So here we will try to create fancy image hover with css3 as you all know we can have cool image hover effect using jquery but now using transform and transition properties of css3 we can have the same cooler effect with css3 only.
The other day I was trying to style CSS3 border-radius to image element and I realized that Firefox doesn’t display border-radius on images. Then I figured a way to work around it — wrap a span tag around with the original image as a background-image. Thanks to Darcy Clarke for the jQuery code which does the magic tag wrapping automatically.
Many sites have a really cool hidden panel which contains some relevant information and this panel is revealed to us, with a cool animation, when we click on a particular button or hover over it. This has usually been achieved using jQuery. But now as we advent towards the future and CSS3 is becoming a reality, here is a tutorial on how to build an animated slide out panel using only CSS3.
I had just seen Nicolas Gallagher’s awesome pure css social media icons, though, and I thought, “If he can do that, than I could certainly create a simple check icon with just css3?. I did figure it out with some experimenting and testing, and today I’m going to show you how to achieve the same effect.

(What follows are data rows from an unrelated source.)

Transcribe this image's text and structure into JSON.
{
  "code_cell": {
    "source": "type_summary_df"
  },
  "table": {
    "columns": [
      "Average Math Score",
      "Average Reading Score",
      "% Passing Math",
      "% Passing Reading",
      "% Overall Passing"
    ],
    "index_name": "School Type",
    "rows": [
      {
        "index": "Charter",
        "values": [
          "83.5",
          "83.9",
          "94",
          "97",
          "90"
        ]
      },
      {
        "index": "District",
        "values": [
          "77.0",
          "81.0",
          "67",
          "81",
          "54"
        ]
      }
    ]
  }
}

CSS has come a long way in recent years, and with new browser support for a hand full of CSS3 properties we can begin to replicate design styles directly in the browser that beforehand were recently only possible in our design applications. Follow this walkthrough of the making of Circlicious, a vibrant and abstract digital poster design made purely of HTML and CSS.